The records underneath are to be printed in full and exactly, with no pictures carried over.

Task data section start

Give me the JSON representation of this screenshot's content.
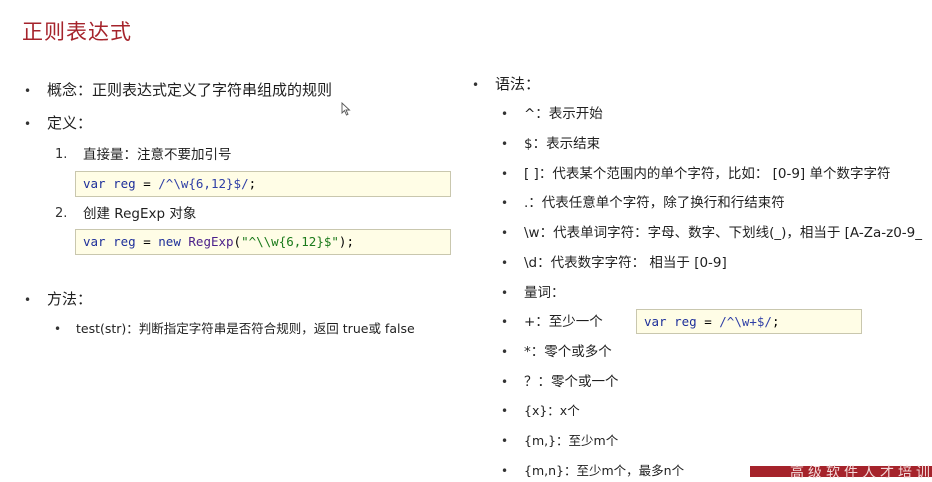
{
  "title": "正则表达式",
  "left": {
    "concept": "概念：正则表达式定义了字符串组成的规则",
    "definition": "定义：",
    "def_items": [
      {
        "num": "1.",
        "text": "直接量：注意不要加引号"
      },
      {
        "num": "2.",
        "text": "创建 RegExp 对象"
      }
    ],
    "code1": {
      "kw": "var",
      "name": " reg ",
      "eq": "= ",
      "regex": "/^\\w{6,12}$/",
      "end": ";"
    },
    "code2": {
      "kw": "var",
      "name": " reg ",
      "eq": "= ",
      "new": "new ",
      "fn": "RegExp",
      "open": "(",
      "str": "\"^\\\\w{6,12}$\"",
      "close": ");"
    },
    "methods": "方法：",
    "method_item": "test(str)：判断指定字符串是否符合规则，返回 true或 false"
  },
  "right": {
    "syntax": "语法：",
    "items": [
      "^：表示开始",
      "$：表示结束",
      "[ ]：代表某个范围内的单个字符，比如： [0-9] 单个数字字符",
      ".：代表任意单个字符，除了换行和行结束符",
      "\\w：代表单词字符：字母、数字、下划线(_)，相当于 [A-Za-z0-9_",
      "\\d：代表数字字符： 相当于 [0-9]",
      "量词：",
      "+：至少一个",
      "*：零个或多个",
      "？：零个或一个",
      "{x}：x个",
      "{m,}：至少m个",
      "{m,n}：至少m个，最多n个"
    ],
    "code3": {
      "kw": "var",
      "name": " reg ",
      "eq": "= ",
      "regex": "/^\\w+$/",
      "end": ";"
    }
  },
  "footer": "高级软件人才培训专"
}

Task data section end

Solved problem:
Give me the JSON representation of this screenshot's content.
{
  "title": "正则表达式",
  "left": {
    "concept": "概念：正则表达式定义了字符串组成的规则",
    "definition": "定义：",
    "def_items": [
      {
        "num": "1.",
        "text": "直接量：注意不要加引号"
      },
      {
        "num": "2.",
        "text": "创建 RegExp 对象"
      }
    ],
    "code1": {
      "kw": "var",
      "name": " reg ",
      "eq": "= ",
      "regex": "/^\\w{6,12}$/",
      "end": ";"
    },
    "code2": {
      "kw": "var",
      "name": " reg ",
      "eq": "= ",
      "new": "new ",
      "fn": "RegExp",
      "open": "(",
      "str": "\"^\\\\w{6,12}$\"",
      "close": ");"
    },
    "methods": "方法：",
    "method_item": "test(str)：判断指定字符串是否符合规则，返回 true或 false"
  },
  "right": {
    "syntax": "语法：",
    "items": [
      "^：表示开始",
      "$：表示结束",
      "[ ]：代表某个范围内的单个字符，比如： [0-9] 单个数字字符",
      ".：代表任意单个字符，除了换行和行结束符",
      "\\w：代表单词字符：字母、数字、下划线(_)，相当于 [A-Za-z0-9_",
      "\\d：代表数字字符： 相当于 [0-9]",
      "量词：",
      "+：至少一个",
      "*：零个或多个",
      "？：零个或一个",
      "{x}：x个",
      "{m,}：至少m个",
      "{m,n}：至少m个，最多n个"
    ],
    "code3": {
      "kw": "var",
      "name": " reg ",
      "eq": "= ",
      "regex": "/^\\w+$/",
      "end": ";"
    }
  },
  "footer": "高级软件人才培训专"
}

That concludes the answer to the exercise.